Capitalizing on his Hamilton fame, Lin-Manuel Miranda has a new book out full of daily pep talks. Apparently, for the last few years, Miranda has been sharing little aphorisms every morning and night on his Twitter account. Compiling together the best pairs of tweets and adding fun illustrations by Jonny Sun, Gmorning, Gnight aims to inspire readers to conquer their daily lives. In my opinion, without the illustrations, this little book would be dead in the water. With the illustrations, it was … okay. Nothing I would ever purchase. Maybe save yourself some time and just scroll through his Twitter feed instead.
Verdict: Skip … unless you really like aphorisms
Kiese Laymon’s memoir Heavy spent plenty of time on the New York Times Bestseller list in 2018. Despite having six overdue books and a stack of checkouts, when I saw Heavy highlighted at my local library, I knew I had to check it out. I can’t say that I’m glad I did. One chapter: that’s how far I got. Reading it, I was expecting a memoir similar to Roxane Gay’s Hunger, about obesity in America. Instead, Laymon starts you off right away with strong language and descriptions of sexual assault and abuse. Maybe the book is worth all the attention it’s gotten, but the subject matter ended up being way too heavy for me.
Verdict: I reserve judgment since I only read one chapter
A classic coming-of-age story that has enchanted readers for decades, A Tree Grows in Brooklyn chronicles young teen Francie Nolan as she grows up in the slums of Brooklyn. Covering poverty and the American dream, Betty Smith’s masterpiece points out the struggles of the poor families of the early 20th century. Yet, the enduring message of this classic book is one of hope for the future. I quickly fell in love with Smith’s endearing novel and loved learning about life in Brooklyn was like a century ago. A 5-Star Read for me.
Verdict: Worth the read … a fascinating classic
In the first half of the year, I’ve seen this March 2019 book release listed by a number of publications among the best new books to read. The premise certainly sounds imaginative. Perdita Lee and her mother Harriet may seem like your average Londoners, but if you look closely something is amiss. In reality, they are famous for their gingerbread, a secret family recipe that is popular in Druhástrana, a far away fairy tale land of Harriet’s childhood.

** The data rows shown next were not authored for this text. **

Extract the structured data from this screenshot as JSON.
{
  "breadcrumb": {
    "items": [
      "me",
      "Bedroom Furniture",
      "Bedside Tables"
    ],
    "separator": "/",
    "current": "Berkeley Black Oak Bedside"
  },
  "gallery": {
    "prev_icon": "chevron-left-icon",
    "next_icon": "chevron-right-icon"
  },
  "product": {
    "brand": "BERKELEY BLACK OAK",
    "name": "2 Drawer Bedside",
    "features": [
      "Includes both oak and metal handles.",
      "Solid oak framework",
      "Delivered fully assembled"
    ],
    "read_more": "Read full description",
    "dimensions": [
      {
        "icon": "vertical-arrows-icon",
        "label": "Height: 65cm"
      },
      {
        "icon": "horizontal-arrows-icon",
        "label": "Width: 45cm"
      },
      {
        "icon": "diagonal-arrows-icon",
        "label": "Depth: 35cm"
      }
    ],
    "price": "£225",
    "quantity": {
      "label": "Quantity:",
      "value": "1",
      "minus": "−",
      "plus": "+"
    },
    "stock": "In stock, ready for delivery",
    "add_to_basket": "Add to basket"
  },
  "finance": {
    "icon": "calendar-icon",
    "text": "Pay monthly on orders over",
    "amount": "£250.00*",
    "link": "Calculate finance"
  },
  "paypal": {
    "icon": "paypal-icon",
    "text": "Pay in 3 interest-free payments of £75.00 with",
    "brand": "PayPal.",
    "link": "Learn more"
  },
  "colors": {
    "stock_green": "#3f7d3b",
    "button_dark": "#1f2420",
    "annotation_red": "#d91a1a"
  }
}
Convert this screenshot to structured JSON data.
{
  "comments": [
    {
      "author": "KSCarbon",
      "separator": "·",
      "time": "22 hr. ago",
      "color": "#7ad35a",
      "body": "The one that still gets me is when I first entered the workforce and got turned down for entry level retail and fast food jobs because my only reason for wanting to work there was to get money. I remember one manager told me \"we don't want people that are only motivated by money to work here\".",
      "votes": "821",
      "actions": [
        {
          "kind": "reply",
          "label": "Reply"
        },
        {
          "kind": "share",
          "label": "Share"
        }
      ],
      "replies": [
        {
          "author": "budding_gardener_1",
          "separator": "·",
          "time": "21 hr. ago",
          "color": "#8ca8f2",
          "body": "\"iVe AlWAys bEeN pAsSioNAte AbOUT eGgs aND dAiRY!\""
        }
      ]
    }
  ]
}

I was intrigued to see if Oyeyemi’s imagination could draw me in since I’m not huge into fantasy. Even though the book wasn’t long, I could only force my way through half of it. The premise didn’t bother me at all; it was the story telling itself I couldn’t fathom. For the life of me, I had an almost impossible time following the plot. Almost every chapter, I had to pause and puzzle out what exactly was happening.
The events of the story felt more random than designed, and the dialogue (which used italics instead of quotation marks) left me confused as to who was speaking to whom. Sorry, but I have a million other things to read, so I wasn’t going to waste my time trying to decipher Gingerbread.
Verdict: Skip … very confusing plot
One of the best perks of being a book blogger is receiving advance review copies (ARCs) of upcoming book releases from publishers.
At the beginning of each month, I cover all the new book releases coming out, and the July 2019 book releases are right around the corner. Here’s a peek at July releases I’ve already read.
My To-Read List
What’s up next for me? Before I let you go, here are a few of the titles I’m hoping to get through this upcoming month.
Be sure to come back in July to see which ones I read.
What books did you read in June?